TASK BRIEF
Retrieve each line that contains the word "more" from the entries below.

THE INPUT
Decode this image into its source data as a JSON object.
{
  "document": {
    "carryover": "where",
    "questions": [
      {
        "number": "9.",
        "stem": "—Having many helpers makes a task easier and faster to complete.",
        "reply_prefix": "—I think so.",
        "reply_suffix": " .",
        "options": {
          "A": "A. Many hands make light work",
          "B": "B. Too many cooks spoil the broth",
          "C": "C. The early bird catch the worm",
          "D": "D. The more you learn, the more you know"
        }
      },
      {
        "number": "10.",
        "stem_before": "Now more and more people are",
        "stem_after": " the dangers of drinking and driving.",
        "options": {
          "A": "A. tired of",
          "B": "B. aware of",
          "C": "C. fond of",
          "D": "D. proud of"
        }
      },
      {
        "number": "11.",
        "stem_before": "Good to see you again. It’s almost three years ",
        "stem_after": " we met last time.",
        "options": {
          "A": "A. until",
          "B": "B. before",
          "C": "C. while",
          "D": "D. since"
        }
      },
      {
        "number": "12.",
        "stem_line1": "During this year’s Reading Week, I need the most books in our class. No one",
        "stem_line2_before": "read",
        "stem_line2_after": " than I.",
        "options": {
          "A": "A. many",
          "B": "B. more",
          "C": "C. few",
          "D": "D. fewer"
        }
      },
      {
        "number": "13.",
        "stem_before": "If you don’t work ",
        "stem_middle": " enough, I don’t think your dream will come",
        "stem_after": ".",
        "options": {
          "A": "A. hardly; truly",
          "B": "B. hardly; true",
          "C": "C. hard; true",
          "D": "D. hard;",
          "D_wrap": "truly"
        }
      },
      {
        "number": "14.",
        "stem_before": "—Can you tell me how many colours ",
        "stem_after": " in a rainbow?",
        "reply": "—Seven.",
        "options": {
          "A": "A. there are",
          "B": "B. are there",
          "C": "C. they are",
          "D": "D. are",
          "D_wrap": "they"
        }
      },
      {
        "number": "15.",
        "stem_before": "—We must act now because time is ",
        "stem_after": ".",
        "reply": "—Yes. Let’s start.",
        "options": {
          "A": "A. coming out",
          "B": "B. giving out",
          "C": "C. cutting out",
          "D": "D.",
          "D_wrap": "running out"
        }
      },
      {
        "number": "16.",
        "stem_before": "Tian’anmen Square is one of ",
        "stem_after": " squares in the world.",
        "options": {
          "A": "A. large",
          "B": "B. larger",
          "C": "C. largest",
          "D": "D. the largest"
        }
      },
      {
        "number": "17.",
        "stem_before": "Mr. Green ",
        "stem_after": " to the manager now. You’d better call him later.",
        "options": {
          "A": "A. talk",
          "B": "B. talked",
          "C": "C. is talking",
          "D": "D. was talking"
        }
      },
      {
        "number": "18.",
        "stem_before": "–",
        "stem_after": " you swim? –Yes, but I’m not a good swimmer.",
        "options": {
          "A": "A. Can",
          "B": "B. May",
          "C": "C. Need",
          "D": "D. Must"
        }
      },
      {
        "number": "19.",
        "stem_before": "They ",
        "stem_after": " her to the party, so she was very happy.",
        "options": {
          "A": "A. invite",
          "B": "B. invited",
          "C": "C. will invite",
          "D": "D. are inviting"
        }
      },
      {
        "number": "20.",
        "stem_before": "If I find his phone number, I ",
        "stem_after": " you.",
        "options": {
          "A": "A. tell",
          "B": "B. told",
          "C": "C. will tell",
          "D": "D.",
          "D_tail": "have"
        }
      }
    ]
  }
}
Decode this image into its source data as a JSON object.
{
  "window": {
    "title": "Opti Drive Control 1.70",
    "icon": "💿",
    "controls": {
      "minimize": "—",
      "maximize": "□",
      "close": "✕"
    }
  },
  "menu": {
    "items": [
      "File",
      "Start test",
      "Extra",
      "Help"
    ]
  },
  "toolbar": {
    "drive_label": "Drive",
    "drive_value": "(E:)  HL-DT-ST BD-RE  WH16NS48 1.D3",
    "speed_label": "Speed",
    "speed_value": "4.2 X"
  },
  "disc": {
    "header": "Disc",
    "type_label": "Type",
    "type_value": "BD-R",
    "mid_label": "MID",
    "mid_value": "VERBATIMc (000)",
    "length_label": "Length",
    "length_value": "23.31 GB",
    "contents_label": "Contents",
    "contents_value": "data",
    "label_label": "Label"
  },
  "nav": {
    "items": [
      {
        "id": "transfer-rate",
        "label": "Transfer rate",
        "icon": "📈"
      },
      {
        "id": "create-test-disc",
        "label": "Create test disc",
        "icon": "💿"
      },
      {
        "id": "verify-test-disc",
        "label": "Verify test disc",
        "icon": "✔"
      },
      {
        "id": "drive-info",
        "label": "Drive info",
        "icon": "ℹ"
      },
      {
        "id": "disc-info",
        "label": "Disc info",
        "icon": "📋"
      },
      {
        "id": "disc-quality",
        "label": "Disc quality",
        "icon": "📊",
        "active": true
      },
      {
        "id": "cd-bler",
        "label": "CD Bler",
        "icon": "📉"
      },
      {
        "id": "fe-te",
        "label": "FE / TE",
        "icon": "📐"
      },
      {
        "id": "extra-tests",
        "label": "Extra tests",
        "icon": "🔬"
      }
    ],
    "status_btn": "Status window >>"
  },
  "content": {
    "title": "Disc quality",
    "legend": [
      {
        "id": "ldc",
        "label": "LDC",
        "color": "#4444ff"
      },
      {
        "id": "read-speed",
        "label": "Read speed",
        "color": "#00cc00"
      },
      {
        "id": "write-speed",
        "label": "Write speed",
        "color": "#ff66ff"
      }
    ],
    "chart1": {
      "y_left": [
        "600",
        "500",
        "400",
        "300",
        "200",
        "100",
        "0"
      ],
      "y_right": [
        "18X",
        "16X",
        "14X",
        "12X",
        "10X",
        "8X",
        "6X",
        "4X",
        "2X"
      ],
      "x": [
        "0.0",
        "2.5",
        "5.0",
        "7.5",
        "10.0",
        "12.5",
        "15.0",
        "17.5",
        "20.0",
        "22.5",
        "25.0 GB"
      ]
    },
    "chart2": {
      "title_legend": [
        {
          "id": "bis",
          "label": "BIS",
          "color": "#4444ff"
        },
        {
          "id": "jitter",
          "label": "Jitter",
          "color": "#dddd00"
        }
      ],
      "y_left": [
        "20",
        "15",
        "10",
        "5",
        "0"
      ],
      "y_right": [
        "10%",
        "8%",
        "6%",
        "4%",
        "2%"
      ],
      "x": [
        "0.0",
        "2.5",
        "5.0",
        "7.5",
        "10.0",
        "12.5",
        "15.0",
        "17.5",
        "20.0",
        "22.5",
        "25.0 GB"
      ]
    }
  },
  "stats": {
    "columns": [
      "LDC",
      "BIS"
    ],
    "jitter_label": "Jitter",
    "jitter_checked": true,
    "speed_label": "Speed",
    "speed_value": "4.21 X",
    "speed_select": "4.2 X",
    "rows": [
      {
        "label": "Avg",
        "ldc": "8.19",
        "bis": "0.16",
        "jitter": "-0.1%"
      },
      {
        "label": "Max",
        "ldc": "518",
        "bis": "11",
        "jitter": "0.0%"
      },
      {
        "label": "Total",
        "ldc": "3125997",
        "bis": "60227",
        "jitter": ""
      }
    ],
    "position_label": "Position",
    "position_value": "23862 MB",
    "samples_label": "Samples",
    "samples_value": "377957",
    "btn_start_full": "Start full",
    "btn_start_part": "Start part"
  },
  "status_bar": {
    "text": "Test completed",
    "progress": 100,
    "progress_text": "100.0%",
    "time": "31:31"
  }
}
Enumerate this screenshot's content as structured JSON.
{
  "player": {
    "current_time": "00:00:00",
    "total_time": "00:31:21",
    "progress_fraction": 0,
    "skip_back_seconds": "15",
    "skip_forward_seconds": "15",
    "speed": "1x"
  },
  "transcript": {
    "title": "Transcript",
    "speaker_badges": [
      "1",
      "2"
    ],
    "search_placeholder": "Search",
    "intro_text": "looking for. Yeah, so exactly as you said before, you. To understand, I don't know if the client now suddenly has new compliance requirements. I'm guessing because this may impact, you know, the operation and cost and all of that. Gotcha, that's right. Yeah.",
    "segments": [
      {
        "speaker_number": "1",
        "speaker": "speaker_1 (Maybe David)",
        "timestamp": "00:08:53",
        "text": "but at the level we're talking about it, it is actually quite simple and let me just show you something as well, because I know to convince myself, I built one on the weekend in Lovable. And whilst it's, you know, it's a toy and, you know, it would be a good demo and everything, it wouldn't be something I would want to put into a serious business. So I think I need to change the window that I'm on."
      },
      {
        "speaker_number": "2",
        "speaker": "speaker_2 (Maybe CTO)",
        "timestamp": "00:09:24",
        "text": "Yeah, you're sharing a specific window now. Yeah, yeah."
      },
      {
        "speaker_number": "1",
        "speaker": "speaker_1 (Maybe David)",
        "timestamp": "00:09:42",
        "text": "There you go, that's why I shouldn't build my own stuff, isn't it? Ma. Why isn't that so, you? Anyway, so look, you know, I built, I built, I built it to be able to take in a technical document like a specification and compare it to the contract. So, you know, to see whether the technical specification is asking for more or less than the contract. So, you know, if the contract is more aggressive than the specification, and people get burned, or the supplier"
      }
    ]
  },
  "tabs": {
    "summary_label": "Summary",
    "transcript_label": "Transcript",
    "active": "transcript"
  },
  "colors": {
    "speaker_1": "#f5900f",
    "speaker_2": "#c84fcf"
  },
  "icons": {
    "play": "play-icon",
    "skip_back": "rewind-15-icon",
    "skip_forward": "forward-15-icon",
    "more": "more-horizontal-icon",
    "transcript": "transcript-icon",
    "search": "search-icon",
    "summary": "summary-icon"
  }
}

SOLUTION
          "D": "D. The more you learn, the more you know"
        "stem_before": "Now more and more people are",
          "B": "B. more",
        "text": "There you go, that's why I shouldn't build my own stuff, isn't it? Ma. Why isn't that so, you? Anyway, so look, you know, I built, I built, I built it to be able to take in a technical document like a specification and compare it to the contract. So, you know, to see whether the technical specification is asking for more or less than the contract. So, you know, if the contract is more aggressive than the specification, and people get burned, or the supplier"
    "more": "more-horizontal-icon",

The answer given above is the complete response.